In this activity, the student detectives will compare the evidence to fingerprint samples provided by each suspect. The collection of fingerprints at a crime scene is a very important task for forensic scientists because fingerprints reveal who might have touched what.
There are two types of fingerprints:
- direct print (where the finger creates a visible impression in an object or substance)
- latent print (where the finger leaves an invisible mark)
Latent fingerprints are created by dirt, sweat, or other residue left on another object. Forensic scientists can “develop” latent fingerprints to make them visible by dusting for them or by using a chemical method called fuming.
Fingerprints have three main classes structures: the arch, whorl and loop.
- Arches have lines that start on one side and rise and exit on the other side of the print. They look like a hill.
- Loops have lines that enter and exit on the same side of the print. They look like an upside-down U.
- Whorls have circles that spiral and do not exit on either side of the print. They look like a bull’s eye.
Every fingerprint is unique, but there are certain patterns that can be observed which many prints have in common. Interestingly, even fingerprints from the same individual can vary slightly from finger to finger!
Baring loss of a finger tip to injury, or intensive scarring, the fingeprint patterns of individuals will constantly re-grow the same way as their skin re-news throughout their lives

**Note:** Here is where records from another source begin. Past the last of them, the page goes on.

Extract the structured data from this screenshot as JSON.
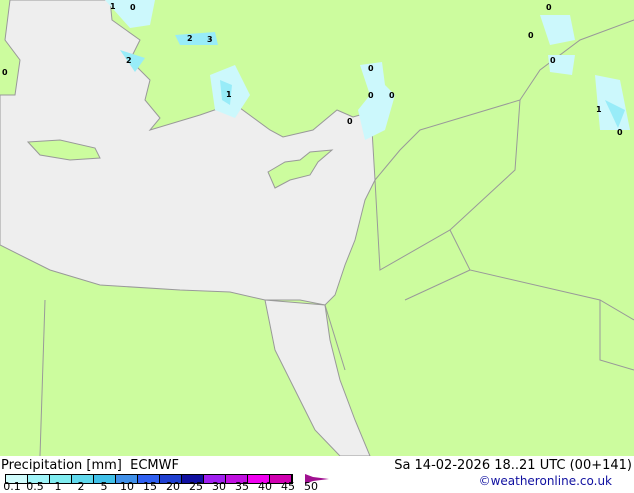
{
  "title": "Precipitation [mm]",
  "model": "ECMWF",
  "datetime": "Sa 14-02-2026 18..21 UTC (00+141)",
  "credit": "©weatheronline.co.uk",
  "colors": {
    "land": "#ccfc9e",
    "sea": "#eeeeee",
    "border": "#999999",
    "precip_light": "#ccf8fc",
    "precip_mid": "#98ecf8"
  },
  "legend": {
    "ticks": [
      "0.1",
      "0.5",
      "1",
      "2",
      "5",
      "10",
      "15",
      "20",
      "25",
      "30",
      "35",
      "40",
      "45",
      "50"
    ],
    "colors": [
      "#d0fcfc",
      "#a0f4f8",
      "#80ecf0",
      "#60d8ec",
      "#40c0e8",
      "#4090e8",
      "#3060f0",
      "#2040d0",
      "#1010a0",
      "#a020f0",
      "#c010e0",
      "#f000f0",
      "#d000b0"
    ]
  },
  "map_labels": [
    "1",
    "0",
    "2",
    "3",
    "2",
    "1",
    "0",
    "0",
    "0",
    "0",
    "0",
    "0",
    "0",
    "1",
    "0",
    "0"
  ]
}
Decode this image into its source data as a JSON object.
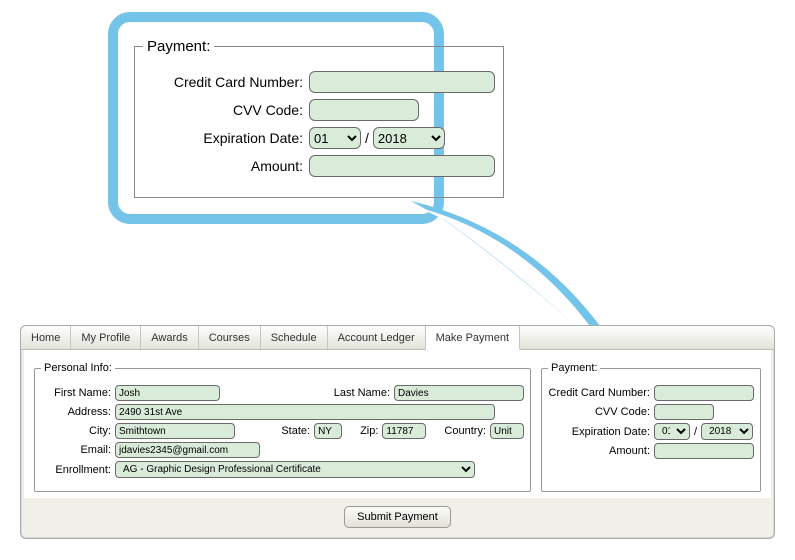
{
  "callout": {
    "legend": "Payment:",
    "cc_label": "Credit Card Number:",
    "cvv_label": "CVV Code:",
    "exp_label": "Expiration Date:",
    "amount_label": "Amount:",
    "month": "01",
    "year": "2018",
    "slash": "/"
  },
  "tabs": {
    "home": "Home",
    "profile": "My Profile",
    "awards": "Awards",
    "courses": "Courses",
    "schedule": "Schedule",
    "ledger": "Account Ledger",
    "payment": "Make Payment"
  },
  "personal": {
    "legend": "Personal Info:",
    "first_label": "First Name:",
    "first": "Josh",
    "last_label": "Last Name:",
    "last": "Davies",
    "address_label": "Address:",
    "address": "2490 31st Ave",
    "city_label": "City:",
    "city": "Smithtown",
    "state_label": "State:",
    "state": "NY",
    "zip_label": "Zip:",
    "zip": "11787",
    "country_label": "Country:",
    "country": "Unit",
    "email_label": "Email:",
    "email": "jdavies2345@gmail.com",
    "enroll_label": "Enrollment:",
    "enroll": "AG - Graphic Design Professional Certificate"
  },
  "payment": {
    "legend": "Payment:",
    "cc_label": "Credit Card Number:",
    "cvv_label": "CVV Code:",
    "exp_label": "Expiration Date:",
    "amount_label": "Amount:",
    "month": "01",
    "year": "2018",
    "slash": "/"
  },
  "submit_label": "Submit Payment"
}
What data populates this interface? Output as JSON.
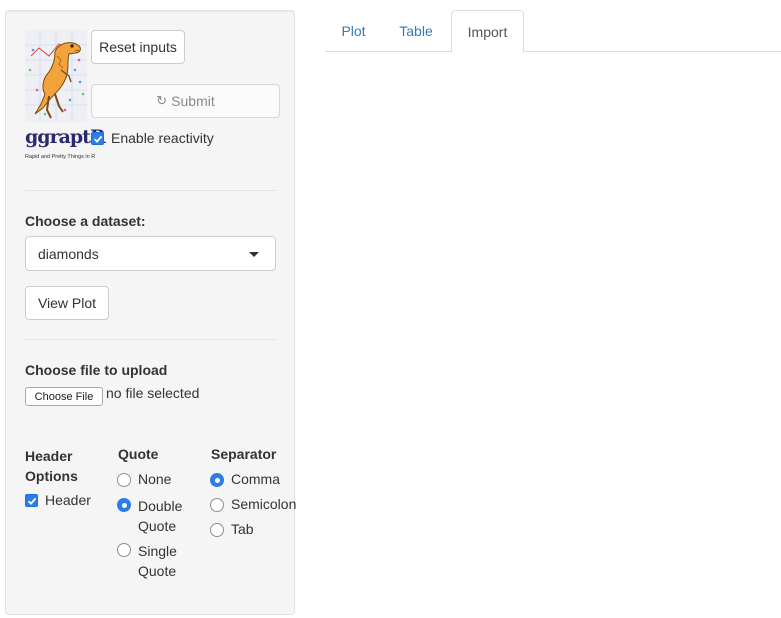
{
  "sidebar": {
    "logo": {
      "name": "ggraptR",
      "tagline": "Rapid and Pretty Things in R"
    },
    "reset_label": "Reset inputs",
    "submit_label": "Submit",
    "reactivity_label": "Enable reactivity",
    "reactivity_checked": true,
    "dataset_label": "Choose a dataset:",
    "dataset_value": "diamonds",
    "view_plot_label": "View Plot",
    "upload_label": "Choose file to upload",
    "choose_file_label": "Choose File",
    "no_file_label": "no file selected",
    "header_options": {
      "title_line1": "Header",
      "title_line2": "Options",
      "header_label": "Header",
      "header_checked": true
    },
    "quote": {
      "title": "Quote",
      "options": [
        {
          "line1": "None",
          "line2": "",
          "selected": false
        },
        {
          "line1": "Double",
          "line2": "Quote",
          "selected": true
        },
        {
          "line1": "Single",
          "line2": "Quote",
          "selected": false
        }
      ]
    },
    "separator": {
      "title": "Separator",
      "options": [
        {
          "label": "Comma",
          "selected": true
        },
        {
          "label": "Semicolon",
          "selected": false
        },
        {
          "label": "Tab",
          "selected": false
        }
      ]
    }
  },
  "tabs": [
    {
      "label": "Plot",
      "active": false
    },
    {
      "label": "Table",
      "active": false
    },
    {
      "label": "Import",
      "active": true
    }
  ],
  "colors": {
    "accent": "#2b7de9",
    "link": "#337ab7",
    "panel": "#f5f5f5"
  }
}
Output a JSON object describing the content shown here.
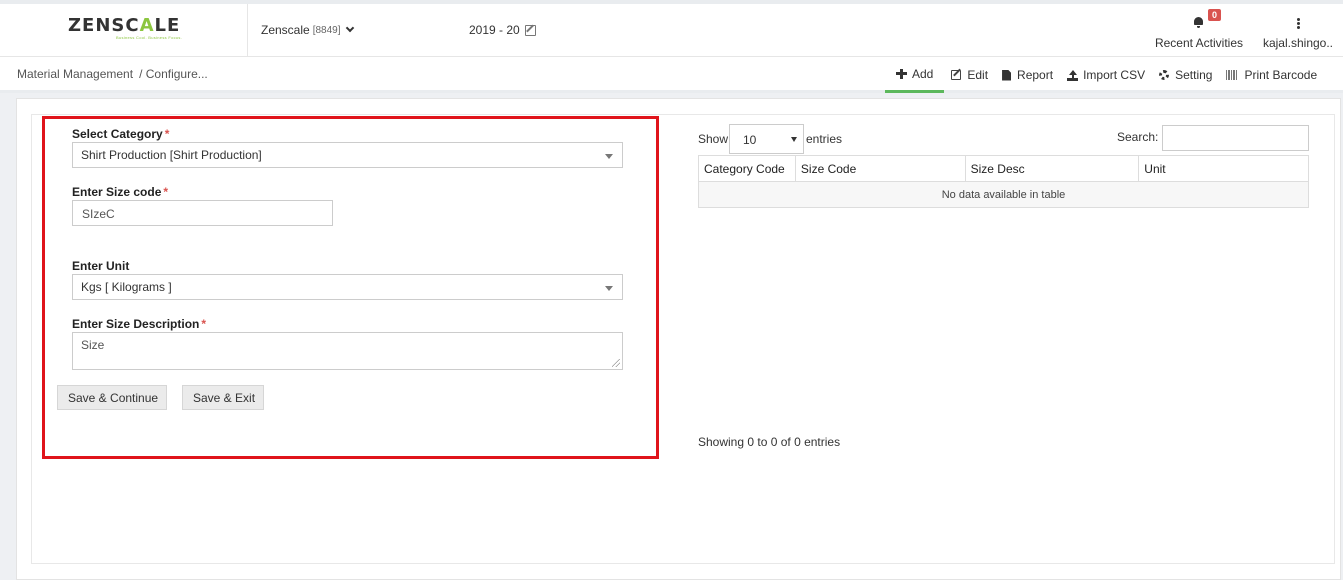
{
  "header": {
    "logo": {
      "part1": "ZENSC",
      "part2": "A",
      "part3": "LE",
      "tagline": "Business Cool. Business Focus."
    },
    "company": {
      "name": "Zenscale",
      "code": "[8849]"
    },
    "fiscal_year": "2019 - 20",
    "activities": {
      "badge": "0",
      "label": "Recent Activities"
    },
    "user": {
      "label": "kajal.shingo.."
    }
  },
  "breadcrumb": {
    "root": "Material Management",
    "current": "/ Configure..."
  },
  "toolbar": {
    "add": "Add",
    "edit": "Edit",
    "report": "Report",
    "import": "Import CSV",
    "setting": "Setting",
    "print": "Print Barcode"
  },
  "form": {
    "category": {
      "label": "Select Category",
      "value": "Shirt Production [Shirt Production]"
    },
    "size_code": {
      "label": "Enter Size code",
      "value": "SIzeC"
    },
    "unit": {
      "label": "Enter Unit",
      "value": "Kgs [ Kilograms ]"
    },
    "size_desc": {
      "label": "Enter Size Description",
      "value": "Size"
    },
    "required_mark": "*",
    "save_continue": "Save & Continue",
    "save_exit": "Save & Exit"
  },
  "table": {
    "show_label": "Show",
    "page_length": "10",
    "entries_label": "entries",
    "search_label": "Search:",
    "search_value": "",
    "columns": [
      "Category Code",
      "Size Code",
      "Size Desc",
      "Unit"
    ],
    "empty_message": "No data available in table",
    "info": "Showing 0 to 0 of 0 entries"
  },
  "colors": {
    "accent": "#8cc63f",
    "highlight_border": "#e0141b",
    "active_tab": "#5cb85c",
    "badge": "#d9534f"
  }
}
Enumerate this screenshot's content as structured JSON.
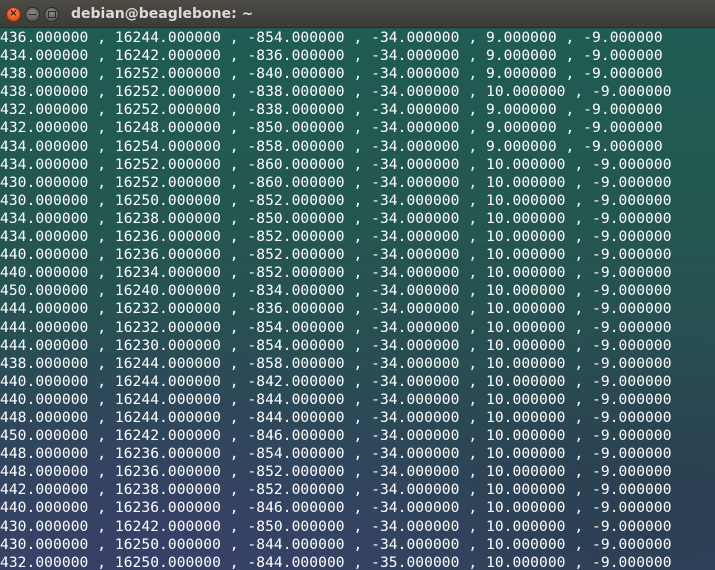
{
  "window": {
    "title": "debian@beaglebone: ~",
    "buttons": {
      "close": "×",
      "minimize": "–",
      "maximize": "□"
    }
  },
  "terminal": {
    "lines": [
      "436.000000 , 16244.000000 , -854.000000 , -34.000000 , 9.000000 , -9.000000",
      "434.000000 , 16242.000000 , -836.000000 , -34.000000 , 9.000000 , -9.000000",
      "438.000000 , 16252.000000 , -840.000000 , -34.000000 , 9.000000 , -9.000000",
      "438.000000 , 16252.000000 , -838.000000 , -34.000000 , 10.000000 , -9.000000",
      "432.000000 , 16252.000000 , -838.000000 , -34.000000 , 9.000000 , -9.000000",
      "432.000000 , 16248.000000 , -850.000000 , -34.000000 , 9.000000 , -9.000000",
      "434.000000 , 16254.000000 , -858.000000 , -34.000000 , 9.000000 , -9.000000",
      "434.000000 , 16252.000000 , -860.000000 , -34.000000 , 10.000000 , -9.000000",
      "430.000000 , 16252.000000 , -860.000000 , -34.000000 , 10.000000 , -9.000000",
      "430.000000 , 16250.000000 , -852.000000 , -34.000000 , 10.000000 , -9.000000",
      "434.000000 , 16238.000000 , -850.000000 , -34.000000 , 10.000000 , -9.000000",
      "434.000000 , 16236.000000 , -852.000000 , -34.000000 , 10.000000 , -9.000000",
      "440.000000 , 16236.000000 , -852.000000 , -34.000000 , 10.000000 , -9.000000",
      "440.000000 , 16234.000000 , -852.000000 , -34.000000 , 10.000000 , -9.000000",
      "450.000000 , 16240.000000 , -834.000000 , -34.000000 , 10.000000 , -9.000000",
      "444.000000 , 16232.000000 , -836.000000 , -34.000000 , 10.000000 , -9.000000",
      "444.000000 , 16232.000000 , -854.000000 , -34.000000 , 10.000000 , -9.000000",
      "444.000000 , 16230.000000 , -854.000000 , -34.000000 , 10.000000 , -9.000000",
      "438.000000 , 16244.000000 , -858.000000 , -34.000000 , 10.000000 , -9.000000",
      "440.000000 , 16244.000000 , -842.000000 , -34.000000 , 10.000000 , -9.000000",
      "440.000000 , 16244.000000 , -844.000000 , -34.000000 , 10.000000 , -9.000000",
      "448.000000 , 16244.000000 , -844.000000 , -34.000000 , 10.000000 , -9.000000",
      "450.000000 , 16242.000000 , -846.000000 , -34.000000 , 10.000000 , -9.000000",
      "448.000000 , 16236.000000 , -854.000000 , -34.000000 , 10.000000 , -9.000000",
      "448.000000 , 16236.000000 , -852.000000 , -34.000000 , 10.000000 , -9.000000",
      "442.000000 , 16238.000000 , -852.000000 , -34.000000 , 10.000000 , -9.000000",
      "440.000000 , 16236.000000 , -846.000000 , -34.000000 , 10.000000 , -9.000000",
      "430.000000 , 16242.000000 , -850.000000 , -34.000000 , 10.000000 , -9.000000",
      "430.000000 , 16250.000000 , -844.000000 , -34.000000 , 10.000000 , -9.000000",
      "432.000000 , 16250.000000 , -844.000000 , -35.000000 , 10.000000 , -9.000000"
    ]
  },
  "colors": {
    "terminal_text": "#ffffff",
    "title_bar": "#3c3b37",
    "title_text": "#dfdbd2",
    "close_button": "#e0531d",
    "terminal_bg_top": "#1f5c53",
    "terminal_bg_bottom": "#334462"
  }
}
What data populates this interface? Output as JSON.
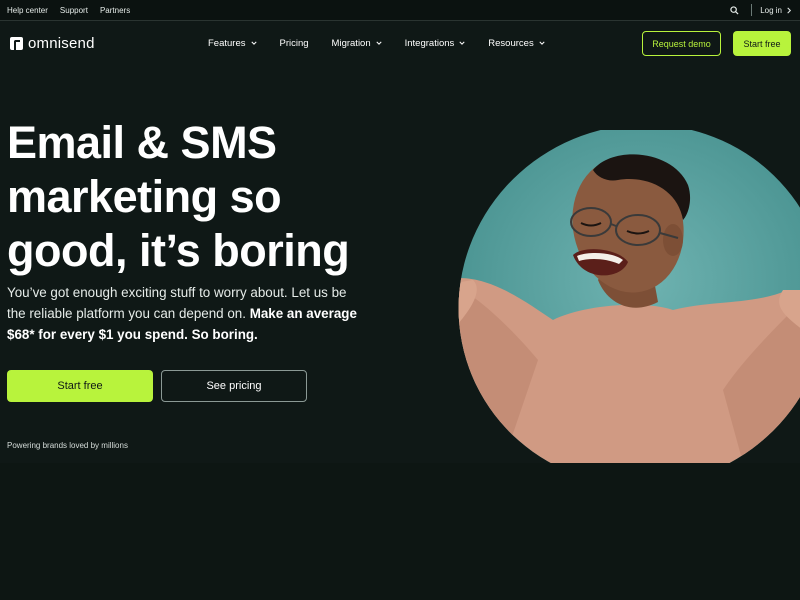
{
  "topbar": {
    "links": [
      "Help center",
      "Support",
      "Partners"
    ],
    "login_label": "Log in",
    "search_icon": "search-icon"
  },
  "brand": {
    "name": "omnisend",
    "accent": "#b8f33c",
    "background": "#0f1816"
  },
  "nav": {
    "items": [
      {
        "label": "Features",
        "dropdown": true
      },
      {
        "label": "Pricing",
        "dropdown": false
      },
      {
        "label": "Migration",
        "dropdown": true
      },
      {
        "label": "Integrations",
        "dropdown": true
      },
      {
        "label": "Resources",
        "dropdown": true
      }
    ],
    "request_demo_label": "Request demo",
    "start_free_label": "Start free"
  },
  "hero": {
    "title_lines": [
      "Email & SMS",
      "marketing so",
      "good, it’s boring"
    ],
    "subtitle_plain": "You’ve got enough exciting stuff to worry about. Let us be the reliable platform you can depend on.",
    "subtitle_strong": "Make an average $68* for every $1 you spend. So boring.",
    "start_free_label": "Start free",
    "see_pricing_label": "See pricing",
    "powering_text": "Powering brands loved by millions"
  }
}
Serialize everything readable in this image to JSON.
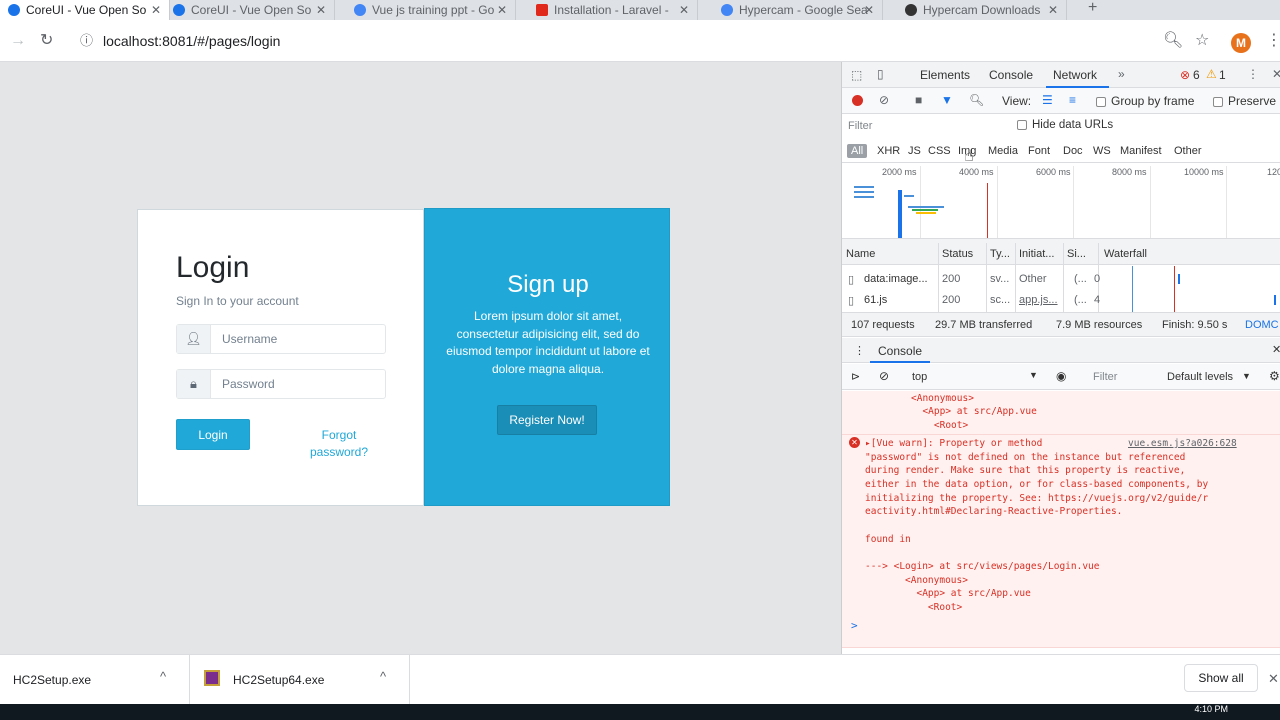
{
  "tabs": [
    {
      "label": "CoreUI - Vue Open So",
      "active": true
    },
    {
      "label": "CoreUI - Vue Open So",
      "active": false
    },
    {
      "label": "Vue js training ppt - Go",
      "active": false
    },
    {
      "label": "Installation - Laravel - ",
      "active": false
    },
    {
      "label": "Hypercam - Google Sea",
      "active": false
    },
    {
      "label": "Hypercam Downloads",
      "active": false
    }
  ],
  "address_bar": {
    "url": "localhost:8081/#/pages/login"
  },
  "profile": {
    "initial": "M",
    "color": "#e8711c"
  },
  "login": {
    "title": "Login",
    "subtitle": "Sign In to your account",
    "username_placeholder": "Username",
    "password_placeholder": "Password",
    "login_button": "Login",
    "forgot_link": "Forgot password?"
  },
  "signup": {
    "title": "Sign up",
    "text": "Lorem ipsum dolor sit amet, consectetur adipisicing elit, sed do eiusmod tempor incididunt ut labore et dolore magna aliqua.",
    "register_button": "Register Now!",
    "color": "#20a8d8"
  },
  "devtools": {
    "tabs": [
      "Elements",
      "Console",
      "Network"
    ],
    "active_tab": "Network",
    "errors": "6",
    "warnings": "1",
    "view_label": "View:",
    "group_by_frame": "Group by frame",
    "preserve_log": "Preserve",
    "filter_placeholder": "Filter",
    "hide_data_urls": "Hide data URLs",
    "filter_types": [
      "All",
      "XHR",
      "JS",
      "CSS",
      "Img",
      "Media",
      "Font",
      "Doc",
      "WS",
      "Manifest",
      "Other"
    ],
    "ticks": [
      "2000 ms",
      "4000 ms",
      "6000 ms",
      "8000 ms",
      "10000 ms",
      "120"
    ],
    "columns": [
      "Name",
      "Status",
      "Ty...",
      "Initiat...",
      "Si...",
      "Waterfall"
    ],
    "rows": [
      {
        "name": "data:image...",
        "status": "200",
        "type": "sv...",
        "initiator": "Other",
        "size_a": "(...",
        "size_b": "0"
      },
      {
        "name": "61.js",
        "status": "200",
        "type": "sc...",
        "initiator": "app.js...",
        "size_a": "(...",
        "size_b": "4"
      }
    ],
    "summary": [
      "107 requests",
      "29.7 MB transferred",
      "7.9 MB resources",
      "Finish: 9.50 s",
      "DOMC"
    ],
    "drawer_tab": "Console",
    "context": "top",
    "console_filter": "Filter",
    "levels": "Default levels",
    "console_lines_top": [
      "<Anonymous>",
      "  <App> at src/App.vue",
      "    <Root>"
    ],
    "error_source": "vue.esm.js?a026:628",
    "error_lines": [
      "▸[Vue warn]: Property or method",
      "\"password\" is not defined on the instance but referenced",
      "during render. Make sure that this property is reactive,",
      "either in the data option, or for class-based components, by",
      "initializing the property. See: https://vuejs.org/v2/guide/r",
      "eactivity.html#Declaring-Reactive-Properties.",
      "",
      "found in",
      "",
      "---> <Login> at src/views/pages/Login.vue",
      "       <Anonymous>",
      "         <App> at src/App.vue",
      "           <Root>"
    ],
    "prompt": ">"
  },
  "downloads": [
    {
      "name": "HC2Setup.exe"
    },
    {
      "name": "HC2Setup64.exe"
    }
  ],
  "downloads_show_all": "Show all",
  "clock": "4:10 PM"
}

Premise: Latent Fingerprints in the Kitchen
Entering into the Grizzly family’s kitchen, police noticed that many dishes had been used, perhaps by the suspect. Police bagged several dirty bowls and drinking glasses to dust for fingerprints. These were sent to the lab to be processed.
Can your student detectives identify who left what print where?